The report pointed out that there is a considerable hole in the AIDS orphans supporting project because most of the attention was focused on treating and preventing adult AIDS patients. About 28 percent of the orphans in this area lost their parents to AIDS. The standard deviation among countries is also great with Zimbabwe’s AIDS orphans comprising 78 percent of all orphans and Zambia’s AIDS orphans accounting for 60 percent. The rate of Nigeria, which has the greatest population of Africa, is 26 percent, close to the average rate but still amounting to 1.8 million AIDS orphans.

UNICEF Executive Director Carol Bellamy said in the International AIDS Conference, “The cruelest legacy of the prevalence of AIDS is children orphaned due to it,” and warned, “With infection rates rising in populated countries such as China, India, and Indonesia, more children will become orphans.”

As of late 2003, only 17 countries in the world have an AIDS orphan policy. AIDS activists emphasize that the chances of becoming infected with AIDS can be lowered with AIDS prevention education, and appeal that an annual $10 billion fund is necessary.

Medical System on Verge of Collapse—

The New York Times reported on July 13 of an exodus of African medical workers who are leaving behind poor working conditions, low wages, and prevalent AIDS situations and moving abroad to countries such as Britain and the U.S.

Malawi, located in southeastern Africa, suffers the most from the lack of nurses.
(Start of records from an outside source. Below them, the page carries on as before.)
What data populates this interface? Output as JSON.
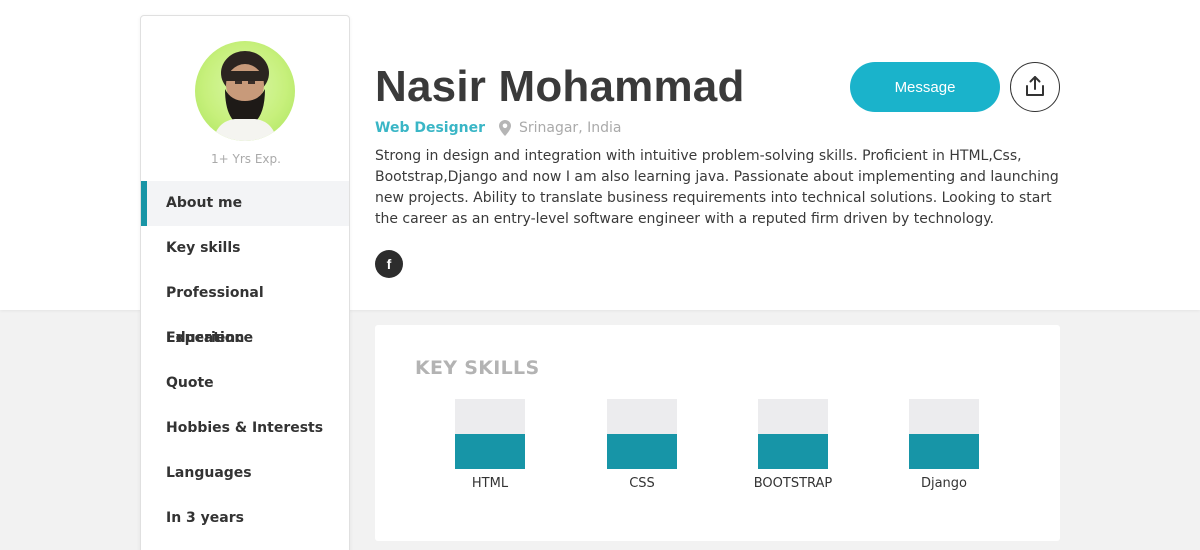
{
  "profile": {
    "name": "Nasir Mohammad",
    "role": "Web Designer",
    "location": "Srinagar, India",
    "experience": "1+ Yrs Exp.",
    "bio": "Strong in design and integration with intuitive problem-solving skills. Proficient in HTML,Css, Bootstrap,Django and now I am also learning java. Passionate about implementing and launching new projects. Ability to translate business requirements into technical solutions. Looking to start the career as an entry-level software engineer with a reputed firm driven by technology.",
    "social_icon": "facebook-icon",
    "social_glyph": "f"
  },
  "actions": {
    "message_label": "Message",
    "share_icon": "share-icon"
  },
  "sidebar": {
    "items": [
      {
        "label": "About me",
        "active": true
      },
      {
        "label": "Key skills"
      },
      {
        "label": "Professional Experience"
      },
      {
        "label": "Education"
      },
      {
        "label": "Quote"
      },
      {
        "label": "Hobbies & Interests"
      },
      {
        "label": "Languages"
      },
      {
        "label": "In 3 years"
      }
    ]
  },
  "skills": {
    "title": "KEY SKILLS",
    "items": [
      {
        "label": "HTML",
        "level": 0.5
      },
      {
        "label": "CSS",
        "level": 0.5
      },
      {
        "label": "BOOTSTRAP",
        "level": 0.5
      },
      {
        "label": "Django",
        "level": 0.5
      }
    ]
  },
  "colors": {
    "accent": "#1ab3cb",
    "skill_fill": "#1795a7",
    "role_text": "#3ab6c6"
  }
}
At Lilongwe Central Hospital, an 830-bed hospital located in the capital city of Malawi, there should be 532 nurses, but instead only 183 are left. Out of those, only 30 are registered nurses.

Most of the nurses who spoke English moved to Britain. Other former British colonies such as Nigeria, Ghana, Kenya, Zambia, Zimbabwe, and Botswana are also watching their nurses move to Britain. In addition, over 3,100 African nurses settled in the U.S. Some predict that by the year 2020, the number will increase to 800,000.

“My friends are telling me that I`m wasting my time here,” said Hlalapi Kunkeyani, 36, who will soon move to Britain.

According to the New York Times, “It is the poor subsidizing the rich, since African governments paid to educate many of the health care workers who are leaving.” Hence, voices of criticism are growing on the indiscriminate importation of health care workers on the part of developed nations.

The “Association of Doctors working for Human Rights,” which jointly received the Nobel Peace Prize in 1997, plans to make a declaration concerned with the collapse of the African medical system in the near future. The declaration is concerned with ‘‘The outflow of health care workers in Africa, where thousands are waiting for AIDS medicine, will bring down the already weak medical system.”

Human rights organizations point out that one cannot ignore the right to emigrate for a better life, but they criticize the developed nations and recommend them to develop their own health care force rather than depend on foreign workers.

Young-Sik Kim spear@donga.com parkhyey@donga.com